While the first version of Enyo was focused on HP's failed TouchPad tablet, the new iteration can be used to build apps for iOS, Android, Safari, Firefox, Chrome, and Internet Explorer.
"We see a web-centric future in which there aren't iOS apps, Android apps, Mac apps and Windows apps -- there are just apps: apps that let you access your content and get stuff done, wherever you happen to be, on whatever device is handy," the Enyo team said in a blog post Wednesday. "Today's release marks a major milestone as we declare Enyo 2 production-ready, from both a functionality and quality point of view."
Enyo is central to the development of WebOS, which was in limbo until HP decided to open source the operating system last December. The mobile platform was thought dead after then-CEO Leo Apotheker announced during an earnings call last August that the company would discontinue operations for WebOS devices, specifically the TouchPad and WebOS phones. HP expects to release the beta of Open WebOS in August, with version 1 to follow a month later.
HP released the Enyo 2 beta in January, an effort the team called "pretty minimal." However, the new version "boasts an amazing community of developers, a broad set of cross-platform UI widgets, and a powerful layout library for building apps that work across all form factors from phones to desktops."
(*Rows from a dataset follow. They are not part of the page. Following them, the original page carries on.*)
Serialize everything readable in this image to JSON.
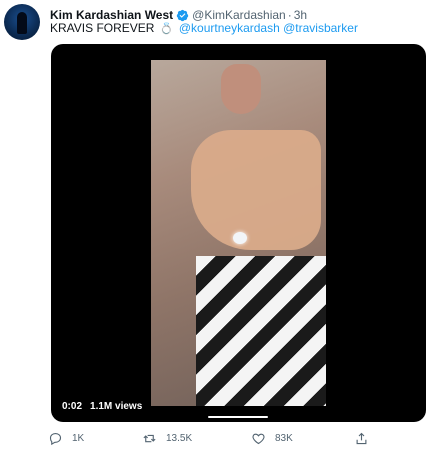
{
  "tweet": {
    "author_name": "Kim Kardashian West",
    "handle": "@KimKardashian",
    "separator": "·",
    "time": "3h",
    "text_prefix": "KRAVIS FOREVER",
    "ring_emoji": "💍",
    "mentions": [
      "@kourtneykardash",
      "@travisbarker"
    ]
  },
  "video": {
    "elapsed": "0:02",
    "views": "1.1M views",
    "progress_fraction": 0.02
  },
  "actions": {
    "reply_count": "1K",
    "retweet_count": "13.5K",
    "like_count": "83K"
  },
  "colors": {
    "accent": "#1d9bf0",
    "muted": "#536471",
    "text": "#0f1419"
  }
}
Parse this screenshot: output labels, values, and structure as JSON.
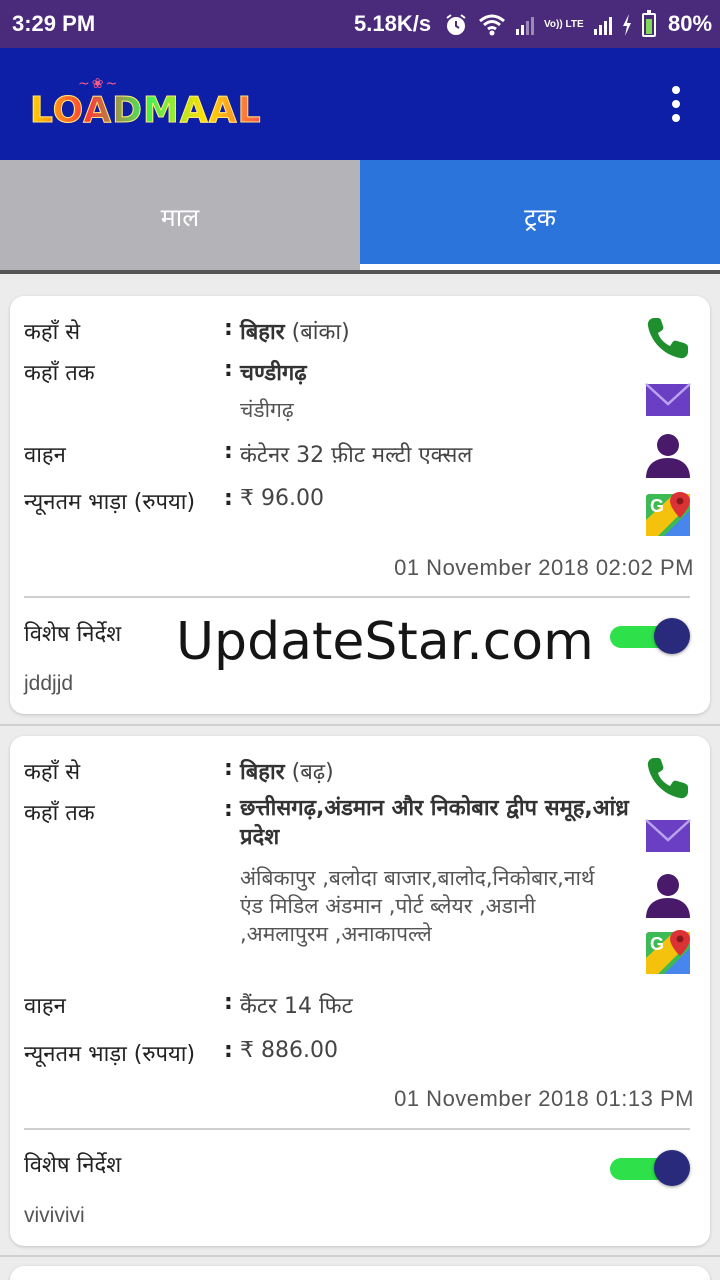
{
  "status_bar": {
    "time": "3:29 PM",
    "speed": "5.18K/s",
    "volte": "Vo)) LTE",
    "battery": "80%",
    "icons": [
      "alarm-icon",
      "wifi-icon",
      "signal-icon",
      "charging-icon",
      "battery-icon"
    ]
  },
  "app_bar": {
    "logo_text": "LOADMAAL"
  },
  "tabs": [
    {
      "label": "माल",
      "active": false
    },
    {
      "label": "ट्रक",
      "active": true
    }
  ],
  "colors": {
    "status_bar": "#4a2a7a",
    "app_bar": "#0d1fa6",
    "active_tab": "#2a74dc",
    "inactive_tab": "#b4b4b8",
    "toggle_track": "#2ee04a",
    "toggle_thumb": "#2a2a7c",
    "phone_icon": "#1f8f2e",
    "mail_icon": "#6a3fc4",
    "user_icon": "#4a1a6a"
  },
  "labels": {
    "from": "कहाँ से",
    "to": "कहाँ तक",
    "vehicle": "वाहन",
    "min_fare": "न्यूनतम भाड़ा (रुपया)",
    "special_instructions": "विशेष निर्देश",
    "colon": ":"
  },
  "watermark": "UpdateStar.com",
  "listings": [
    {
      "from_state": "बिहार",
      "from_district": "(बांका)",
      "to_state": "चण्डीगढ़",
      "to_cities": "चंडीगढ़",
      "vehicle": "कंटेनर 32 फ़ीट  मल्टी एक्सल",
      "fare": "₹ 96.00",
      "datetime": "01 November 2018  02:02 PM",
      "note": "jddjjd",
      "toggle_on": true
    },
    {
      "from_state": "बिहार",
      "from_district": "(बढ़)",
      "to_state": "छत्तीसगढ़,अंडमान और निकोबार द्वीप समूह,आंध्र प्रदेश",
      "to_cities": "अंबिकापुर ,बलोदा बाजार,बालोद,निकोबार,नार्थ एंड मिडिल अंडमान ,पोर्ट ब्लेयर ,अडानी ,अमलापुरम ,अनाकापल्ले",
      "vehicle": "कैंटर 14 फिट",
      "fare": "₹ 886.00",
      "datetime": "01 November 2018  01:13 PM",
      "note": "vivivivi",
      "toggle_on": true
    }
  ]
}
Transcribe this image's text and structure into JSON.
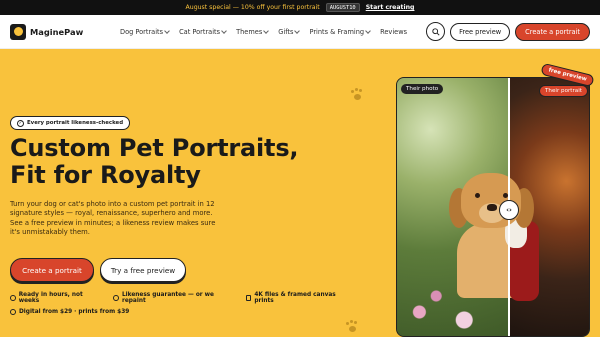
{
  "promo": {
    "message": "August special — 10% off your first portrait",
    "code": "AUGUST10",
    "cta": "Start creating"
  },
  "header": {
    "brand": "MaginePaw",
    "nav": [
      {
        "label": "Dog Portraits",
        "has_menu": true
      },
      {
        "label": "Cat Portraits",
        "has_menu": true
      },
      {
        "label": "Themes",
        "has_menu": true
      },
      {
        "label": "Gifts",
        "has_menu": true
      },
      {
        "label": "Prints & Framing",
        "has_menu": true
      },
      {
        "label": "Reviews",
        "has_menu": false
      }
    ],
    "free_preview": "Free preview",
    "create": "Create a portrait"
  },
  "hero": {
    "badge": "Every portrait likeness-checked",
    "headline_line1": "Custom Pet Portraits,",
    "headline_line2": "Fit for Royalty",
    "description": "Turn your dog or cat's photo into a custom pet portrait in 12 signature styles — royal, renaissance, superhero and more. See a free preview in minutes; a likeness review makes sure it's unmistakably them.",
    "primary_cta": "Create a portrait",
    "secondary_cta": "Try a free preview",
    "features": [
      "Ready in hours, not weeks",
      "Likeness guarantee — or we repaint",
      "4K files & framed canvas prints"
    ],
    "pricing": "Digital from $29 · prints from $39"
  },
  "compare": {
    "before_label": "Their photo",
    "after_label": "Their portrait",
    "sticker": "free preview"
  },
  "colors": {
    "accent": "#d8452b",
    "background": "#f9c23c",
    "dark": "#111111"
  }
}
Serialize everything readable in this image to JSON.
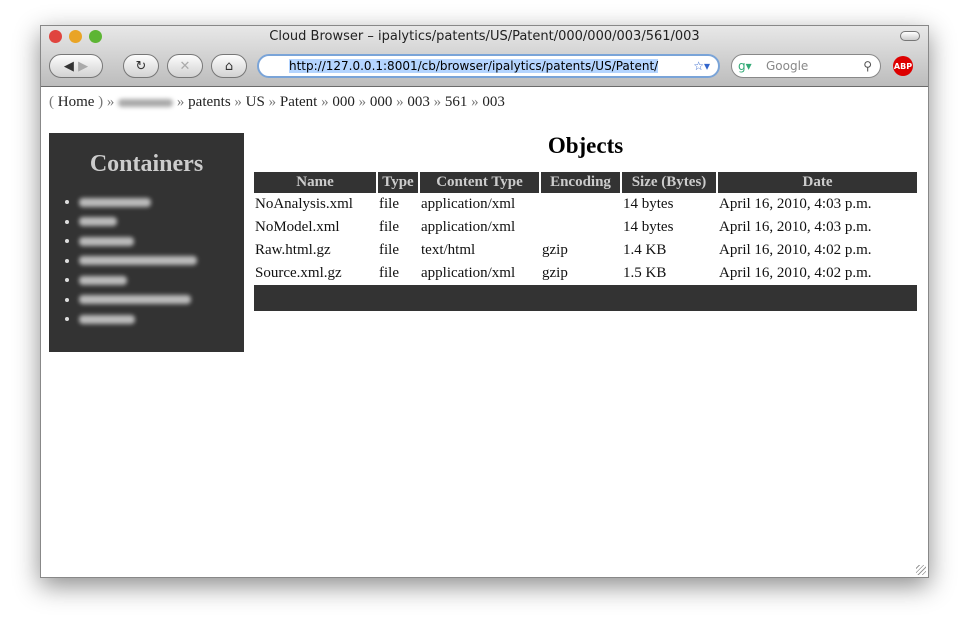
{
  "window": {
    "title": "Cloud Browser – ipalytics/patents/US/Patent/000/000/003/561/003"
  },
  "toolbar": {
    "url": "http://127.0.0.1:8001/cb/browser/ipalytics/patents/US/Patent/",
    "search_placeholder": "Google",
    "abp": "ABP"
  },
  "breadcrumb": {
    "home": "Home",
    "items": [
      "patents",
      "US",
      "Patent",
      "000",
      "000",
      "003",
      "561",
      "003"
    ]
  },
  "sidebar": {
    "title": "Containers"
  },
  "main": {
    "title": "Objects",
    "columns": [
      "Name",
      "Type",
      "Content Type",
      "Encoding",
      "Size (Bytes)",
      "Date"
    ],
    "rows": [
      [
        "NoAnalysis.xml",
        "file",
        "application/xml",
        "",
        "14 bytes",
        "April 16, 2010, 4:03 p.m."
      ],
      [
        "NoModel.xml",
        "file",
        "application/xml",
        "",
        "14 bytes",
        "April 16, 2010, 4:03 p.m."
      ],
      [
        "Raw.html.gz",
        "file",
        "text/html",
        "gzip",
        "1.4 KB",
        "April 16, 2010, 4:02 p.m."
      ],
      [
        "Source.xml.gz",
        "file",
        "application/xml",
        "gzip",
        "1.5 KB",
        "April 16, 2010, 4:02 p.m."
      ]
    ]
  }
}
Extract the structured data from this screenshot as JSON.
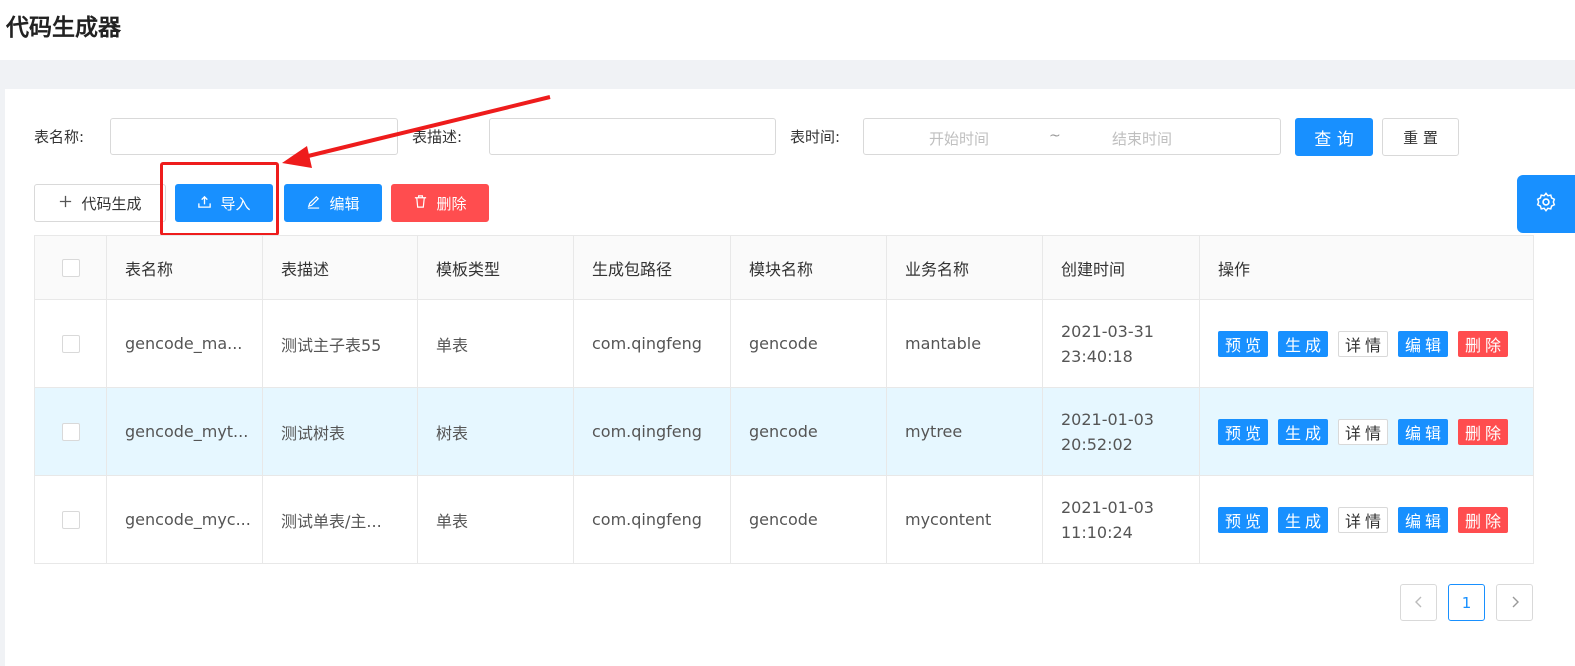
{
  "header": {
    "title": "代码生成器"
  },
  "filters": {
    "table_name_label": "表名称:",
    "table_name_value": "",
    "table_desc_label": "表描述:",
    "table_desc_value": "",
    "table_time_label": "表时间:",
    "start_placeholder": "开始时间",
    "separator": "~",
    "end_placeholder": "结束时间",
    "query_label": "查 询",
    "reset_label": "重 置"
  },
  "toolbar": {
    "generate_label": "代码生成",
    "import_label": "导入",
    "edit_label": "编辑",
    "delete_label": "删除"
  },
  "table": {
    "columns": [
      "表名称",
      "表描述",
      "模板类型",
      "生成包路径",
      "模块名称",
      "业务名称",
      "创建时间",
      "操作"
    ],
    "rows": [
      {
        "name": "gencode_ma...",
        "desc": "测试主子表55",
        "template": "单表",
        "package": "com.qingfeng",
        "module": "gencode",
        "business": "mantable",
        "date": "2021-03-31",
        "time": "23:40:18"
      },
      {
        "name": "gencode_myt...",
        "desc": "测试树表",
        "template": "树表",
        "package": "com.qingfeng",
        "module": "gencode",
        "business": "mytree",
        "date": "2021-01-03",
        "time": "20:52:02"
      },
      {
        "name": "gencode_myc...",
        "desc": "测试单表/主...",
        "template": "单表",
        "package": "com.qingfeng",
        "module": "gencode",
        "business": "mycontent",
        "date": "2021-01-03",
        "time": "11:10:24"
      }
    ],
    "actions": {
      "preview": "预览",
      "generate": "生成",
      "detail": "详情",
      "edit": "编辑",
      "delete": "删除"
    }
  },
  "pagination": {
    "current_page": "1"
  },
  "colors": {
    "primary": "#1890ff",
    "danger": "#ff4d4f",
    "highlight": "#ee1c1c",
    "selected_row": "#e6f7ff"
  },
  "icons": {
    "generate": "plus-icon",
    "import": "upload-icon",
    "edit": "edit-icon",
    "delete": "trash-icon",
    "settings": "gear-icon",
    "prev": "chevron-left-icon",
    "next": "chevron-right-icon"
  }
}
The team said Enyo apps have been developed for "virtually every platform" and that developers have submitted more than 50 add-on libraries and plugins. The new release features new Onyx widgets, a new contributor process for submitting larger code, and an "Enyo 2 Sampler" that helps acquaint users Enyo's functionality.